- REQUIRED ACTION: Whenever a line below includes the string "seat", show it.

(Items listed in a dataset)

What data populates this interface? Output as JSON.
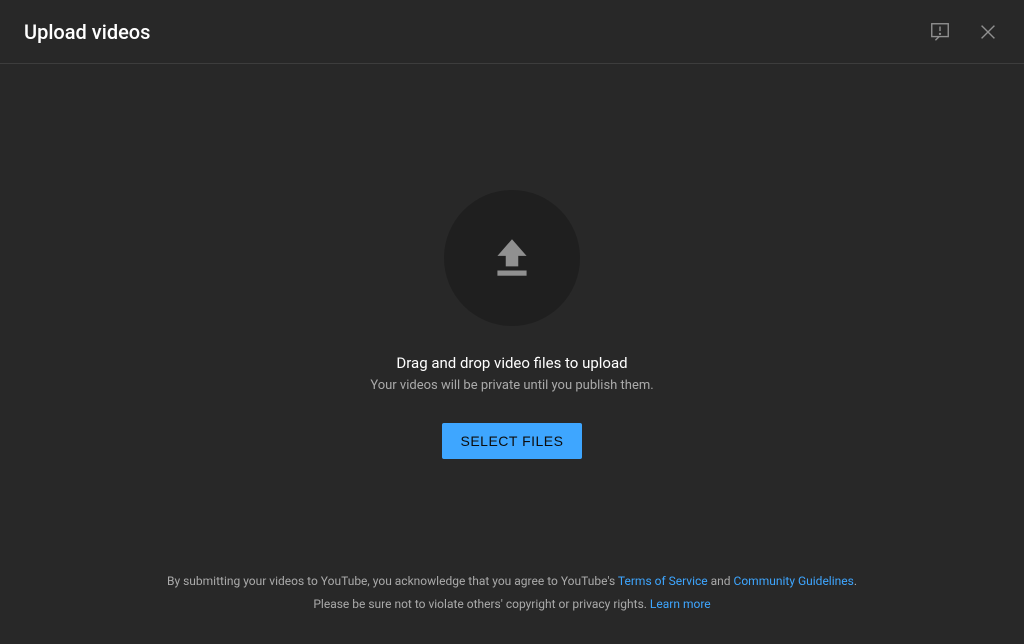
{
  "header": {
    "title": "Upload videos"
  },
  "main": {
    "drag_text": "Drag and drop video files to upload",
    "private_text": "Your videos will be private until you publish them.",
    "select_button": "SELECT FILES"
  },
  "footer": {
    "line1_part1": "By submitting your videos to YouTube, you acknowledge that you agree to YouTube's ",
    "terms_link": "Terms of Service",
    "line1_part2": " and ",
    "guidelines_link": "Community Guidelines",
    "line1_part3": ".",
    "line2_part1": "Please be sure not to violate others' copyright or privacy rights. ",
    "learn_more_link": "Learn more"
  }
}
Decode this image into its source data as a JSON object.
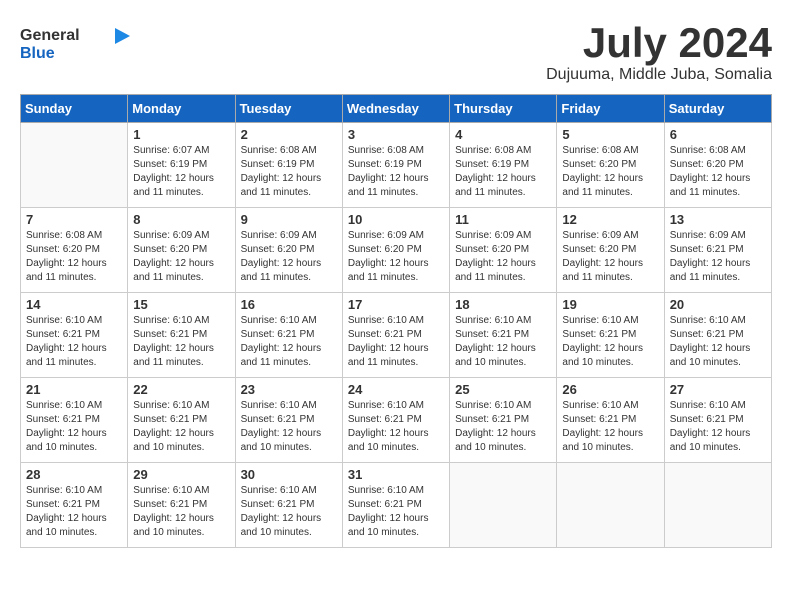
{
  "header": {
    "logo_general": "General",
    "logo_blue": "Blue",
    "month": "July 2024",
    "location": "Dujuuma, Middle Juba, Somalia"
  },
  "weekdays": [
    "Sunday",
    "Monday",
    "Tuesday",
    "Wednesday",
    "Thursday",
    "Friday",
    "Saturday"
  ],
  "weeks": [
    [
      {
        "day": "",
        "sunrise": "",
        "sunset": "",
        "daylight": ""
      },
      {
        "day": "1",
        "sunrise": "Sunrise: 6:07 AM",
        "sunset": "Sunset: 6:19 PM",
        "daylight": "Daylight: 12 hours and 11 minutes."
      },
      {
        "day": "2",
        "sunrise": "Sunrise: 6:08 AM",
        "sunset": "Sunset: 6:19 PM",
        "daylight": "Daylight: 12 hours and 11 minutes."
      },
      {
        "day": "3",
        "sunrise": "Sunrise: 6:08 AM",
        "sunset": "Sunset: 6:19 PM",
        "daylight": "Daylight: 12 hours and 11 minutes."
      },
      {
        "day": "4",
        "sunrise": "Sunrise: 6:08 AM",
        "sunset": "Sunset: 6:19 PM",
        "daylight": "Daylight: 12 hours and 11 minutes."
      },
      {
        "day": "5",
        "sunrise": "Sunrise: 6:08 AM",
        "sunset": "Sunset: 6:20 PM",
        "daylight": "Daylight: 12 hours and 11 minutes."
      },
      {
        "day": "6",
        "sunrise": "Sunrise: 6:08 AM",
        "sunset": "Sunset: 6:20 PM",
        "daylight": "Daylight: 12 hours and 11 minutes."
      }
    ],
    [
      {
        "day": "7",
        "sunrise": "Sunrise: 6:08 AM",
        "sunset": "Sunset: 6:20 PM",
        "daylight": "Daylight: 12 hours and 11 minutes."
      },
      {
        "day": "8",
        "sunrise": "Sunrise: 6:09 AM",
        "sunset": "Sunset: 6:20 PM",
        "daylight": "Daylight: 12 hours and 11 minutes."
      },
      {
        "day": "9",
        "sunrise": "Sunrise: 6:09 AM",
        "sunset": "Sunset: 6:20 PM",
        "daylight": "Daylight: 12 hours and 11 minutes."
      },
      {
        "day": "10",
        "sunrise": "Sunrise: 6:09 AM",
        "sunset": "Sunset: 6:20 PM",
        "daylight": "Daylight: 12 hours and 11 minutes."
      },
      {
        "day": "11",
        "sunrise": "Sunrise: 6:09 AM",
        "sunset": "Sunset: 6:20 PM",
        "daylight": "Daylight: 12 hours and 11 minutes."
      },
      {
        "day": "12",
        "sunrise": "Sunrise: 6:09 AM",
        "sunset": "Sunset: 6:20 PM",
        "daylight": "Daylight: 12 hours and 11 minutes."
      },
      {
        "day": "13",
        "sunrise": "Sunrise: 6:09 AM",
        "sunset": "Sunset: 6:21 PM",
        "daylight": "Daylight: 12 hours and 11 minutes."
      }
    ],
    [
      {
        "day": "14",
        "sunrise": "Sunrise: 6:10 AM",
        "sunset": "Sunset: 6:21 PM",
        "daylight": "Daylight: 12 hours and 11 minutes."
      },
      {
        "day": "15",
        "sunrise": "Sunrise: 6:10 AM",
        "sunset": "Sunset: 6:21 PM",
        "daylight": "Daylight: 12 hours and 11 minutes."
      },
      {
        "day": "16",
        "sunrise": "Sunrise: 6:10 AM",
        "sunset": "Sunset: 6:21 PM",
        "daylight": "Daylight: 12 hours and 11 minutes."
      },
      {
        "day": "17",
        "sunrise": "Sunrise: 6:10 AM",
        "sunset": "Sunset: 6:21 PM",
        "daylight": "Daylight: 12 hours and 11 minutes."
      },
      {
        "day": "18",
        "sunrise": "Sunrise: 6:10 AM",
        "sunset": "Sunset: 6:21 PM",
        "daylight": "Daylight: 12 hours and 10 minutes."
      },
      {
        "day": "19",
        "sunrise": "Sunrise: 6:10 AM",
        "sunset": "Sunset: 6:21 PM",
        "daylight": "Daylight: 12 hours and 10 minutes."
      },
      {
        "day": "20",
        "sunrise": "Sunrise: 6:10 AM",
        "sunset": "Sunset: 6:21 PM",
        "daylight": "Daylight: 12 hours and 10 minutes."
      }
    ],
    [
      {
        "day": "21",
        "sunrise": "Sunrise: 6:10 AM",
        "sunset": "Sunset: 6:21 PM",
        "daylight": "Daylight: 12 hours and 10 minutes."
      },
      {
        "day": "22",
        "sunrise": "Sunrise: 6:10 AM",
        "sunset": "Sunset: 6:21 PM",
        "daylight": "Daylight: 12 hours and 10 minutes."
      },
      {
        "day": "23",
        "sunrise": "Sunrise: 6:10 AM",
        "sunset": "Sunset: 6:21 PM",
        "daylight": "Daylight: 12 hours and 10 minutes."
      },
      {
        "day": "24",
        "sunrise": "Sunrise: 6:10 AM",
        "sunset": "Sunset: 6:21 PM",
        "daylight": "Daylight: 12 hours and 10 minutes."
      },
      {
        "day": "25",
        "sunrise": "Sunrise: 6:10 AM",
        "sunset": "Sunset: 6:21 PM",
        "daylight": "Daylight: 12 hours and 10 minutes."
      },
      {
        "day": "26",
        "sunrise": "Sunrise: 6:10 AM",
        "sunset": "Sunset: 6:21 PM",
        "daylight": "Daylight: 12 hours and 10 minutes."
      },
      {
        "day": "27",
        "sunrise": "Sunrise: 6:10 AM",
        "sunset": "Sunset: 6:21 PM",
        "daylight": "Daylight: 12 hours and 10 minutes."
      }
    ],
    [
      {
        "day": "28",
        "sunrise": "Sunrise: 6:10 AM",
        "sunset": "Sunset: 6:21 PM",
        "daylight": "Daylight: 12 hours and 10 minutes."
      },
      {
        "day": "29",
        "sunrise": "Sunrise: 6:10 AM",
        "sunset": "Sunset: 6:21 PM",
        "daylight": "Daylight: 12 hours and 10 minutes."
      },
      {
        "day": "30",
        "sunrise": "Sunrise: 6:10 AM",
        "sunset": "Sunset: 6:21 PM",
        "daylight": "Daylight: 12 hours and 10 minutes."
      },
      {
        "day": "31",
        "sunrise": "Sunrise: 6:10 AM",
        "sunset": "Sunset: 6:21 PM",
        "daylight": "Daylight: 12 hours and 10 minutes."
      },
      {
        "day": "",
        "sunrise": "",
        "sunset": "",
        "daylight": ""
      },
      {
        "day": "",
        "sunrise": "",
        "sunset": "",
        "daylight": ""
      },
      {
        "day": "",
        "sunrise": "",
        "sunset": "",
        "daylight": ""
      }
    ]
  ]
}
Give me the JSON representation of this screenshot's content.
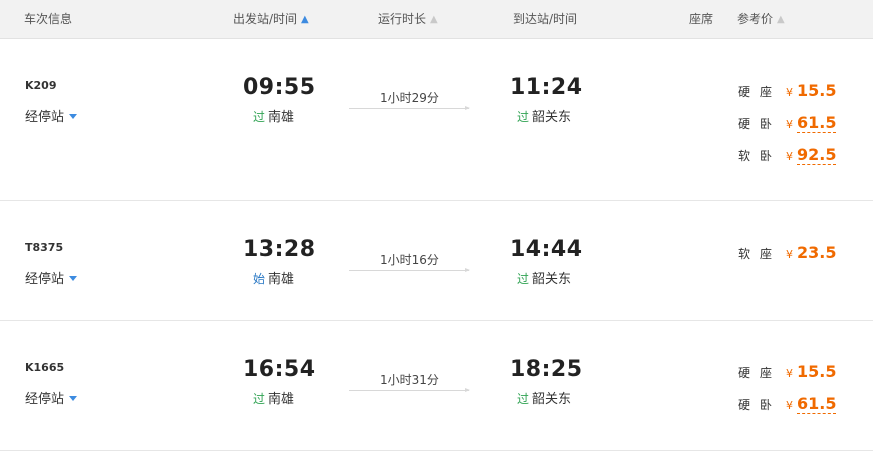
{
  "header": {
    "train_info": "车次信息",
    "depart": "出发站/时间",
    "duration": "运行时长",
    "arrive": "到达站/时间",
    "seat": "座席",
    "price": "参考价"
  },
  "trains": [
    {
      "number": "K209",
      "stops_label": "经停站",
      "dep_time": "09:55",
      "dep_tag": "过",
      "dep_station": "南雄",
      "duration": "1小时29分",
      "arr_time": "11:24",
      "arr_tag": "过",
      "arr_station": "韶关东",
      "prices": [
        {
          "seat": "硬座",
          "currency": "¥",
          "amount": "15.5"
        },
        {
          "seat": "硬卧",
          "currency": "¥",
          "amount": "61.5"
        },
        {
          "seat": "软卧",
          "currency": "¥",
          "amount": "92.5"
        }
      ]
    },
    {
      "number": "T8375",
      "stops_label": "经停站",
      "dep_time": "13:28",
      "dep_tag": "始",
      "dep_station": "南雄",
      "duration": "1小时16分",
      "arr_time": "14:44",
      "arr_tag": "过",
      "arr_station": "韶关东",
      "prices": [
        {
          "seat": "软座",
          "currency": "¥",
          "amount": "23.5"
        }
      ]
    },
    {
      "number": "K1665",
      "stops_label": "经停站",
      "dep_time": "16:54",
      "dep_tag": "过",
      "dep_station": "南雄",
      "duration": "1小时31分",
      "arr_time": "18:25",
      "arr_tag": "过",
      "arr_station": "韶关东",
      "prices": [
        {
          "seat": "硬座",
          "currency": "¥",
          "amount": "15.5"
        },
        {
          "seat": "硬卧",
          "currency": "¥",
          "amount": "61.5"
        }
      ]
    }
  ]
}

- SOLUTION FOR THIS PROBLEM:
    "seat": "座席",
          "seat": "硬座",
          "seat": "硬卧",
          "seat": "软卧",
          "seat": "软座",
          "seat": "硬座",
          "seat": "硬卧",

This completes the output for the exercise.